**Instructions to follow:**
Filter the entries and keep only the lines where the string "JSON" appears.

**Material provided:**

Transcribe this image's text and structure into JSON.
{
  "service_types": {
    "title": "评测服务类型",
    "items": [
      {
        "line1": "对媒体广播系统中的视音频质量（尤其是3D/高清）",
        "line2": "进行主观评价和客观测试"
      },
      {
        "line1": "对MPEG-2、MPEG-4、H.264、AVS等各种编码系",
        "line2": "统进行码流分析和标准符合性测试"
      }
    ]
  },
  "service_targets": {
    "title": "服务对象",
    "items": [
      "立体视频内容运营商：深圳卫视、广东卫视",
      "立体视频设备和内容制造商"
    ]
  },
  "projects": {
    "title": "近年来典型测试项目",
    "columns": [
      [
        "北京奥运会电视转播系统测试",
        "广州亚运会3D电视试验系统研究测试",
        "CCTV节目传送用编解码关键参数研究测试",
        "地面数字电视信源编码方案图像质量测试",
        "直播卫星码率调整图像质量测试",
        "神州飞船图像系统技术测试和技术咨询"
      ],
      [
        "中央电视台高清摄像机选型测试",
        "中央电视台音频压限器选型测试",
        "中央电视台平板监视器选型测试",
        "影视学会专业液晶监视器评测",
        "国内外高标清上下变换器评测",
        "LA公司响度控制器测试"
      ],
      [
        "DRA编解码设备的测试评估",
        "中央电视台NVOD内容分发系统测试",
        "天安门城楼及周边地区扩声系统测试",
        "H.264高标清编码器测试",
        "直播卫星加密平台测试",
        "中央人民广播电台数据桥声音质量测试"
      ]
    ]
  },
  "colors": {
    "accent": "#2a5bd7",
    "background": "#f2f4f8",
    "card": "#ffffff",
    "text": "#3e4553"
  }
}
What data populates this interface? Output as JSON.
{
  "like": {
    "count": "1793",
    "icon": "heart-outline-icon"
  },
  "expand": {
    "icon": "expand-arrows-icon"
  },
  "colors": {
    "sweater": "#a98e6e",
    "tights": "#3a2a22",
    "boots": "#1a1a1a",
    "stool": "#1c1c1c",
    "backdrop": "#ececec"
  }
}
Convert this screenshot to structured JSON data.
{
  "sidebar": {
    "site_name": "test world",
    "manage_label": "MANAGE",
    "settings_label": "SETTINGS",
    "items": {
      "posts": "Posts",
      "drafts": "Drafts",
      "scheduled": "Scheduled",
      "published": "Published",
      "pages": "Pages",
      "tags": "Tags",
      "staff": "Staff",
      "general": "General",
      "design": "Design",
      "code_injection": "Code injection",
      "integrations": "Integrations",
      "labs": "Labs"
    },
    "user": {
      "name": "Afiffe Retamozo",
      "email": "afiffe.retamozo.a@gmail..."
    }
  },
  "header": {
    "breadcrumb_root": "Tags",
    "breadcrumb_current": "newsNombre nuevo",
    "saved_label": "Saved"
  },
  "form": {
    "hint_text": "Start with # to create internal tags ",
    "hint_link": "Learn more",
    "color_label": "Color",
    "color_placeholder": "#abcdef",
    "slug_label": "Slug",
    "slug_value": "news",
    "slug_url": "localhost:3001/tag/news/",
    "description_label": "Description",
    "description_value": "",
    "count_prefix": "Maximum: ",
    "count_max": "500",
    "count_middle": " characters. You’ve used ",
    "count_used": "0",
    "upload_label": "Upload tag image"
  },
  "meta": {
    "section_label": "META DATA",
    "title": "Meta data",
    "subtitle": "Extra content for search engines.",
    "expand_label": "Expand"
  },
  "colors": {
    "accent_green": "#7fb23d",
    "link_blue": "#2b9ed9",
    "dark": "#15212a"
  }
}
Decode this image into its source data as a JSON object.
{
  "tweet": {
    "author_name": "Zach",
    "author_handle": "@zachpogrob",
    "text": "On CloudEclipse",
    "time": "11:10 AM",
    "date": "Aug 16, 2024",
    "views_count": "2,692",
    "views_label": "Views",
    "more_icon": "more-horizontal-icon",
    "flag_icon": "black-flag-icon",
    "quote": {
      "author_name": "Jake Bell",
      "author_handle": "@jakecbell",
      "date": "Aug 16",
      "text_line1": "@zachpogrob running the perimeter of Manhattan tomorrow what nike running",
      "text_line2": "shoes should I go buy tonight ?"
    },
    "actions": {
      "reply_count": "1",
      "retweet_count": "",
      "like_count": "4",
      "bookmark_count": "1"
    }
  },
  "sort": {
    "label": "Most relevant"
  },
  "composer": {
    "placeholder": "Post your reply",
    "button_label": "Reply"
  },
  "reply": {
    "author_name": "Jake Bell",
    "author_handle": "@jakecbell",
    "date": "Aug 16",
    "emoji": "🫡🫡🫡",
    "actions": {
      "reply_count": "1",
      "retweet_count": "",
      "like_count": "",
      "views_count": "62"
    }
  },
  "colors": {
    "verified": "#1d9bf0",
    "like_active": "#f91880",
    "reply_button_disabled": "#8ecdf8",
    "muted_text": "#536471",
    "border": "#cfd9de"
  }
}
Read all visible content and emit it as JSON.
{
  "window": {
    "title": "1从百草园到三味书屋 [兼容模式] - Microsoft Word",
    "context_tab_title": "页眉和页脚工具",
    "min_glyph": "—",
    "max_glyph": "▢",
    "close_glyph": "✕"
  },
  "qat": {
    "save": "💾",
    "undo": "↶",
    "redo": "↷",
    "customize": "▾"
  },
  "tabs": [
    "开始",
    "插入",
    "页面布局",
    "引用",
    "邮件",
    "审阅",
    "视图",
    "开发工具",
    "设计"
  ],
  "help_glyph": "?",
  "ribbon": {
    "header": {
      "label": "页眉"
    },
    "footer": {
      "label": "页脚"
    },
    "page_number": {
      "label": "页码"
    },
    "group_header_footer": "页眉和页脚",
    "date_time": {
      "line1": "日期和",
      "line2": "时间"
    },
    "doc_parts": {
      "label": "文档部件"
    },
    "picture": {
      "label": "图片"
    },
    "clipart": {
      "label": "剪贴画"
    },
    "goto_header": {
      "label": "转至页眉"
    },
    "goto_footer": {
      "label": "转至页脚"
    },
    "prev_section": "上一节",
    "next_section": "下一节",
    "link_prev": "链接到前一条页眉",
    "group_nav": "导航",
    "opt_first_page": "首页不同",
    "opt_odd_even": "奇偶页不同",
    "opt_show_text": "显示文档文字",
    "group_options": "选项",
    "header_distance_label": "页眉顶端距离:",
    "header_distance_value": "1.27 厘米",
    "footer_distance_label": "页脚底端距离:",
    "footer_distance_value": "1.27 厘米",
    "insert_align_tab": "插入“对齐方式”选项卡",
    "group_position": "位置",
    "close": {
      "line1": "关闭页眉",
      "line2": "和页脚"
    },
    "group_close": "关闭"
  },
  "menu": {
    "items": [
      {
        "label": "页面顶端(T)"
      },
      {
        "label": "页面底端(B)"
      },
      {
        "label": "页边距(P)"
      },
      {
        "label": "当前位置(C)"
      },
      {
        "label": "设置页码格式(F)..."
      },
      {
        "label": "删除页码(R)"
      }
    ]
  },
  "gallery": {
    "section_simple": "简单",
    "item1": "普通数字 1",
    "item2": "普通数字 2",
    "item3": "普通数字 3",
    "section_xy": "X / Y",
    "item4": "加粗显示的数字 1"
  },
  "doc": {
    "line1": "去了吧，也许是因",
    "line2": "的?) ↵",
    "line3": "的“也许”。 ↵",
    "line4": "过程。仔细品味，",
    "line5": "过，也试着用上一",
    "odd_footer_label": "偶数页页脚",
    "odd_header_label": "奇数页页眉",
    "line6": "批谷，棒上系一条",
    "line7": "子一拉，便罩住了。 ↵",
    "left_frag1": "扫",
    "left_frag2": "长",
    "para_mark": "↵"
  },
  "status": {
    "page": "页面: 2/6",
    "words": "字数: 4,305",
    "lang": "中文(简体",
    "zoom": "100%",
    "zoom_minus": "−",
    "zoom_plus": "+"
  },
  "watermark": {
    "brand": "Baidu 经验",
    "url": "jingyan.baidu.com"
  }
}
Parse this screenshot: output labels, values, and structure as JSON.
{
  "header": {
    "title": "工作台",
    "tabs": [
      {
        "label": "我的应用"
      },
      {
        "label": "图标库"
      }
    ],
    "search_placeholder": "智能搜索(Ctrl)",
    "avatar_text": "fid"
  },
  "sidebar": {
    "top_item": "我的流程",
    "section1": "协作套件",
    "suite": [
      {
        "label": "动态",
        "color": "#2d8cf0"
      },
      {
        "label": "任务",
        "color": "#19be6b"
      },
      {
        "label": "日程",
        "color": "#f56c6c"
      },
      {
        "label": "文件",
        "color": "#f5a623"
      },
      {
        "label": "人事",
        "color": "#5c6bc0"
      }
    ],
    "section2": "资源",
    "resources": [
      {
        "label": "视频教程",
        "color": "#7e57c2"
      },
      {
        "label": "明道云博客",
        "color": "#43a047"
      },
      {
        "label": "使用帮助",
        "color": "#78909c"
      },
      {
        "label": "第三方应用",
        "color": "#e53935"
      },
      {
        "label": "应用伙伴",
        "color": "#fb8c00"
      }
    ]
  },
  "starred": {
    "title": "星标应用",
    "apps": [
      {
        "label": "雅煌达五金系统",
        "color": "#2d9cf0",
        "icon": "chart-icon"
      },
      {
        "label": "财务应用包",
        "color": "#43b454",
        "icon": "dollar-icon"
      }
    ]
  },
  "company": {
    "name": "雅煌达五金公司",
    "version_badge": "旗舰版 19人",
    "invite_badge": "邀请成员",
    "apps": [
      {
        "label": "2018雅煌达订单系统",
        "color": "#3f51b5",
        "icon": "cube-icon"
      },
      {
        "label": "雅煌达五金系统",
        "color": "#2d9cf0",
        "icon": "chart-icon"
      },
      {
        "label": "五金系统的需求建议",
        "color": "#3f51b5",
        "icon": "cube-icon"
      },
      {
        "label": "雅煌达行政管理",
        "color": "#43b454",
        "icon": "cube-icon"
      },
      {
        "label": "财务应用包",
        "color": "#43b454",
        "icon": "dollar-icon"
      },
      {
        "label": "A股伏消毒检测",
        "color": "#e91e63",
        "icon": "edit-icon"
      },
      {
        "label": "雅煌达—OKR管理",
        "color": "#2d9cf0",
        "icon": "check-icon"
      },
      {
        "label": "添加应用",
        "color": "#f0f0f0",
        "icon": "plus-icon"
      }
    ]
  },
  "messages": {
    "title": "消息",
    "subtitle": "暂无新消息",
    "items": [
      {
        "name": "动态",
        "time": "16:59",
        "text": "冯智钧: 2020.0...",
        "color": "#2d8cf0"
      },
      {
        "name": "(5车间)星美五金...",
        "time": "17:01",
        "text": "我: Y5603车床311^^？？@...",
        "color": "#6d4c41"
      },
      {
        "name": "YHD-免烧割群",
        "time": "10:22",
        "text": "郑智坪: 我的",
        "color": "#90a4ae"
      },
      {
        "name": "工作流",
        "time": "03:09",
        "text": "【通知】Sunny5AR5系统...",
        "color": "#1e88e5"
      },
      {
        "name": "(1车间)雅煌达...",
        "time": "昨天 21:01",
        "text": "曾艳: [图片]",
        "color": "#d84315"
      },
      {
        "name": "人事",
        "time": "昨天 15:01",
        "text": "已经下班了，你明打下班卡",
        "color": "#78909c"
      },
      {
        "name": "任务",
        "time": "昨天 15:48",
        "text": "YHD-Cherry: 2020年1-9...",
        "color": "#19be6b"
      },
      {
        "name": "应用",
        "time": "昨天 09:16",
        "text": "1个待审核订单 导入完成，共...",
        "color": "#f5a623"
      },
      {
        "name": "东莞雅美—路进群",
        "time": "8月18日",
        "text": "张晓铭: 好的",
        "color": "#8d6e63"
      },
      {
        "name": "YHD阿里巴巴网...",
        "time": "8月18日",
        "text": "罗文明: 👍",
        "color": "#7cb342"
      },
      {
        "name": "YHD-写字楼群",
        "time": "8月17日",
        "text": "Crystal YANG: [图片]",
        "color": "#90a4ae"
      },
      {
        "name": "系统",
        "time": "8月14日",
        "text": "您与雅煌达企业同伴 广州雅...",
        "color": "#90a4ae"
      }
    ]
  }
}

**Final answer:**
Transcribe this image's text and structure into JSON.
What data populates this interface? Output as JSON.
Convert this screenshot to structured JSON data.
Decode this image into its source data as a JSON object.
Read all visible content and emit it as JSON.
Parse this screenshot: output labels, values, and structure as JSON.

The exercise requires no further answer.